The Affordable Housing Enhanced Loan Program (AHELP) offers down payment assistance via a number of organizations throughout Alaska. Many of the assistance options come in the form of a second mortgage with a fixed interest rate, but there are also some grant options that you don’t need to repay at all. For example, the North Pacific Rim Housing Authority offers eligible low- or moderate-income Alaska Native and American Indians grants of up to $40,000 that can be forgiven after 15 years.
It’s smart to compare all of the AHELP options to see which programs may be the most cost-effective for you.
Other Alaska homebuyer assistance programs
Depending on where you’re looking to buy your first home in Alaska, you might have access to other local assistance options. In Fairbanks, for example, the nonprofit Fairbanks Neighborhood Housing Services offers a down payment assistance program for qualified buyers who can contribute some of their own funds to the purchase.
If you’re willing to do some of the work of building a home, the Rural Alaska Community Action Program’s Mutual Self-Help Housing initiative offers low-income residents the chance to buy a home with no down payment in exchange for sweat equity. Be prepared to work at least 35 hours per week building new homes in order to be eligible.
Other Alaska first-time homebuyer loans
If you don’t find an Alaska state program that suits your needs, you can look for assistance that’s available nationally, including:
- FHA loans: These loans are geared toward borrowers who may not otherwise qualify to borrow a conventional mortgage. They can be particularly helpful for borrowers with low credit scores since you only need a 580 minimum score with a 3.5 percent down payment.
- VA loans: Eligible veterans, active-duty military members and surviving spouses may qualify for a VA loan guaranteed by the U.S. Department of Veterans Affairs. These loans have several advantages, including a no down payment requirement and no need to pay for private mortgage insurance (PMI), which can lower your upfront costs when purchasing a home.
- USDA loans: Also called rural development (RD) loans, these loans are available for properties located in eligible rural areas. You can check your property’s eligibility for this kind of financing on the USDA website. If it qualifies — and you meet income and credit requirements — you may be able to secure a loan at a particularly low interest rate.
For other Alaska homeownership programs, including listings by city, visit HUD.gov.
Are you ready to buy your first home in The Last Frontier? You can start by determining if your income and budget are a match for one of Alaska Housing’s buyer assistance programs, then browse participating mortgage lenders. Keep in mind that, whether you use a state housing finance agency program or other financing, each bank, credit union and lender provides different loan offers and terms. It’s important to compare mortgage rates and calculate your estimated monthly payments so you can lock in an offer that fits your financial needs.

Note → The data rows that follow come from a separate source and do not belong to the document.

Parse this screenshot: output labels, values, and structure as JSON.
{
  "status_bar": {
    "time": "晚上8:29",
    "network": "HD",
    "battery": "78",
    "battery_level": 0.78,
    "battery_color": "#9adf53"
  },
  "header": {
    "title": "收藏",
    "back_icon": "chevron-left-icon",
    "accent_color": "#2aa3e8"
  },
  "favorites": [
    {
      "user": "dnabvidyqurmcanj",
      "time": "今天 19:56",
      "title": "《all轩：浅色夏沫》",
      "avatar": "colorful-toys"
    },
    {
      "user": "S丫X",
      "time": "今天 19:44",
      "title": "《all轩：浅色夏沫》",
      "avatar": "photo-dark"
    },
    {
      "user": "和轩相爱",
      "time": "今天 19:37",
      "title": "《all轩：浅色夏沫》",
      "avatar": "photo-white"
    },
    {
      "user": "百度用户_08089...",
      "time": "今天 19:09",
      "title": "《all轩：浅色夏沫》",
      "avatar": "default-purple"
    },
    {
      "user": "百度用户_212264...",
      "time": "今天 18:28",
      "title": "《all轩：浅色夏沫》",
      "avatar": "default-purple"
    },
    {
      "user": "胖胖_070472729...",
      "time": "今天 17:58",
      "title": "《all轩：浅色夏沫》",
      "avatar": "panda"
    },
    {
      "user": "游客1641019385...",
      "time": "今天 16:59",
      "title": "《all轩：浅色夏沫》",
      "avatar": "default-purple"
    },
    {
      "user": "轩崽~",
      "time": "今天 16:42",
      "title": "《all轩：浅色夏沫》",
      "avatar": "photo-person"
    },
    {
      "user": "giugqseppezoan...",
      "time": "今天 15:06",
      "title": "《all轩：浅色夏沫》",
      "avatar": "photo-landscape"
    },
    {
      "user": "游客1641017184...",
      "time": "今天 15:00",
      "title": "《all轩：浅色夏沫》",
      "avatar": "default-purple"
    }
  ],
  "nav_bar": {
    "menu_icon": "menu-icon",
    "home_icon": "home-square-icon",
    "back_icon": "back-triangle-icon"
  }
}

You can use Bankrate’s guide to first-time homebuyer loans and programs to discover other ways to make buying a home more affordable.